“Anyone in this room can have a good idea…but who is going to do it?” This is the question posed by Una Mullally as she sits in front of the room. The room Mullally is addressing is a group of young women who chose to be a part of the SpunOut academy because they want change; change for how women are represented and how we see ourselves. Basically, it’s a room to be reckoned with.
Mullally’s advice is to have a plan; dreaming is one thing but doing is another. There are stepping stones that are necessary to get where we want to go, and we should not turn up our nose to them. This requires persistence and assertiveness. Sharing a piece of advice she learned from a friend: she challenged the group: “If you want to change something you might just have to do it yourself. You should be angry: about the world we live in and want to change it."
As Mullally said: it’s amazing and terrifying to be a woman. It’s amazing because we are living through a new wave of feminism. What’s terrifying about it? The ‘boys will be boys’ mentality. We live in a patriarchal society, and yes there has been change, there has been momentum, but thousands of years of being the inferior sex, it isn’t been enough. Mullally urged:‘don’t put up with any sexism ever – challenge it call it out’.
If we want change, we need to address it, and we need to recognize that we are all guilty of some form of it at some time, men and women. This is better for change. Mullally related that in her life she often felt like an outsider, for various reasons, but she learned as an outsider: be yourself, "the point of you is being you" nobody has your perspective, or your ideas, nobody can do what you can do and that is really exciting. She left everyone in the room feeling inspired.

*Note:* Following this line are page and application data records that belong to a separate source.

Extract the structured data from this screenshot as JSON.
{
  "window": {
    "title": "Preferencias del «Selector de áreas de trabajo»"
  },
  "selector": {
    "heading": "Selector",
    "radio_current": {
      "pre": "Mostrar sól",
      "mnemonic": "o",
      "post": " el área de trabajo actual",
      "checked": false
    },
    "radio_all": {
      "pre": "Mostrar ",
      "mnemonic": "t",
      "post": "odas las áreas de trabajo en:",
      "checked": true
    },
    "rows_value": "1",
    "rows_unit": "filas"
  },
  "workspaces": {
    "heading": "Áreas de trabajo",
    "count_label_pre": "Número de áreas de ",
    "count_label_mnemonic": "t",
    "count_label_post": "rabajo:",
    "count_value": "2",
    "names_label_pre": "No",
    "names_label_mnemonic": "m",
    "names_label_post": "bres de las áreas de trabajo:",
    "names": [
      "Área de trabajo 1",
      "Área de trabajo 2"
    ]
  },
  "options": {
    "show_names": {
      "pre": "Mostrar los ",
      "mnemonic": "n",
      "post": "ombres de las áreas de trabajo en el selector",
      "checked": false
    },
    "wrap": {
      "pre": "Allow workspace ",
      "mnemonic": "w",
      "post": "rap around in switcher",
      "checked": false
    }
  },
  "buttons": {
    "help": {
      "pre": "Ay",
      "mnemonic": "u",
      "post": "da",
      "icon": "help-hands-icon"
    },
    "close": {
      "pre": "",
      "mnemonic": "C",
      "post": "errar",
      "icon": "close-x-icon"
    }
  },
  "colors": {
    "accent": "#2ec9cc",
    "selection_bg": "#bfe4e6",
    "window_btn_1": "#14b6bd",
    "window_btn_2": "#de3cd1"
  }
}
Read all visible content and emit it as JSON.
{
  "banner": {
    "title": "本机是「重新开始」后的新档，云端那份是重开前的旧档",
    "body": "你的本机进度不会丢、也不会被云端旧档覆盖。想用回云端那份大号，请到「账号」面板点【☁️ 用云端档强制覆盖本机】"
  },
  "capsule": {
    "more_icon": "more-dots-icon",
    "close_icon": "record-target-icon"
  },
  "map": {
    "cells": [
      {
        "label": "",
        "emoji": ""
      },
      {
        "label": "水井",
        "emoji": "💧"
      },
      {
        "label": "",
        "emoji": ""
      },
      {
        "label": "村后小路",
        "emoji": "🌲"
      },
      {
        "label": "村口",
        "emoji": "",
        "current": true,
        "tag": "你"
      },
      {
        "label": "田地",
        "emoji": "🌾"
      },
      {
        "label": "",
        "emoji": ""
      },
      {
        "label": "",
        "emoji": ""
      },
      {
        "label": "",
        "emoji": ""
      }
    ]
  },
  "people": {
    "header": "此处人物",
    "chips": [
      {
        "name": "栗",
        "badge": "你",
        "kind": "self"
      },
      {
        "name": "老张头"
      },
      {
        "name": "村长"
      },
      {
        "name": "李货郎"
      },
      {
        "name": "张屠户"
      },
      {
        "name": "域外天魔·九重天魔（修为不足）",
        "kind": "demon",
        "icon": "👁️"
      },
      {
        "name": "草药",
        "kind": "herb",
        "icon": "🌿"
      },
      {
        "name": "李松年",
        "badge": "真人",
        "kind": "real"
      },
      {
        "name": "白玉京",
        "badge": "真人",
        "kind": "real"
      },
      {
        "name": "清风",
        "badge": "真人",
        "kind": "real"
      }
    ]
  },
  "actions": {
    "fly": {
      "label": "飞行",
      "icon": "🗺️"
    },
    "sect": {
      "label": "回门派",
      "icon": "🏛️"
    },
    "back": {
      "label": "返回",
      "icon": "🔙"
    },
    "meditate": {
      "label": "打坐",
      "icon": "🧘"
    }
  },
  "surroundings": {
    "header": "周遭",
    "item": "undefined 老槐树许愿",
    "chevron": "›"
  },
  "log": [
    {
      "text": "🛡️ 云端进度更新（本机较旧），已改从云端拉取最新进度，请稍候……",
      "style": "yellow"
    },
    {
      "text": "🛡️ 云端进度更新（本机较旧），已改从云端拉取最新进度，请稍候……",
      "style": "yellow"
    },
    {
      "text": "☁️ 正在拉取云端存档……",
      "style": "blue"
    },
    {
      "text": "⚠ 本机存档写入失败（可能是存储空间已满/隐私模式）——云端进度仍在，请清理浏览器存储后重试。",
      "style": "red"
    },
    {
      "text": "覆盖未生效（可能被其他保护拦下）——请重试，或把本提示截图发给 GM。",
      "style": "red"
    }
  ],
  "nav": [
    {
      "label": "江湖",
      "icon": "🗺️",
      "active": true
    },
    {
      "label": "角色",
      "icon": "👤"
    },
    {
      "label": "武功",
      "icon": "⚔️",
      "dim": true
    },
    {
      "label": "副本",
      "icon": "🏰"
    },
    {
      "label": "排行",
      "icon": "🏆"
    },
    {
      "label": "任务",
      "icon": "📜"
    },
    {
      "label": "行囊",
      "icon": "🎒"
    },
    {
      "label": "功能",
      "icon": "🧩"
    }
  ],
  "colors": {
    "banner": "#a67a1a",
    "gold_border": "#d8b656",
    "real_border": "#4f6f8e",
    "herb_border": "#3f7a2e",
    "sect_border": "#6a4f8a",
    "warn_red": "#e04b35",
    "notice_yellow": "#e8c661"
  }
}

Check out the interview with Una Mullally below by SpunOut volunteer Kelly
The day continued with an instructional and moving speech on mental health awareness form Donal Scanlan. Scanlan gave advice on managing stress and taking care of yourself. An eye opening piece of advice was: ‘if it’s to be, it’s up to me.’ Scanlan talked about how in some situations we can take charge of our mental health by changing the way we think. Mental health awareness is a pressing issue that the group later brought up to the political panel: the need for more awareness, more facilities, more funding. As Scanlan said in relation to mental health, we have to think: ‘not only yes we can… but yes we have to – for change’
Addressing how we think is an important dynamic of this academy, and it is addressed again in Aisling Twomey’s motivating presentation. Twomey opened with a question: you are on a train…who would you rather sit next to? soldier, priest, criminal, doctor, artist, or married couple. The group shared their ideas, then Twomey went on to show a picture and an explanation of each one of those people. None of which were what anyone expected when they chose who they would sit next to. The lesson was this: perceptions are based not on just what we’re told, but what we think ourselves.
Twomey explained: "everytime we communicate something, there is going to be gaps" . People never view something the same way. Her advice is to always ask questions, to educate yourself.
Twomey’s advice for becoming active and getting involved in a campaign are as follows:
- Be able to say that you don’t know- "i don’t know, but i’ll find out for you".
- Don’t take it personally.
- Don’t make it personal. Brush it off, internet trolls in particular, being that person nullifies you in your debate.
- Be brave – when you know something is wrong you should feel free to speak up about it.
- it’s important when you’re intimidated or feel like someone is intimidating you to consistently be brave.
To sum up the day I'll finish with a statement from one of the participants themselves. "It takes people who care, and who are passionate about it to make a difference and to change things."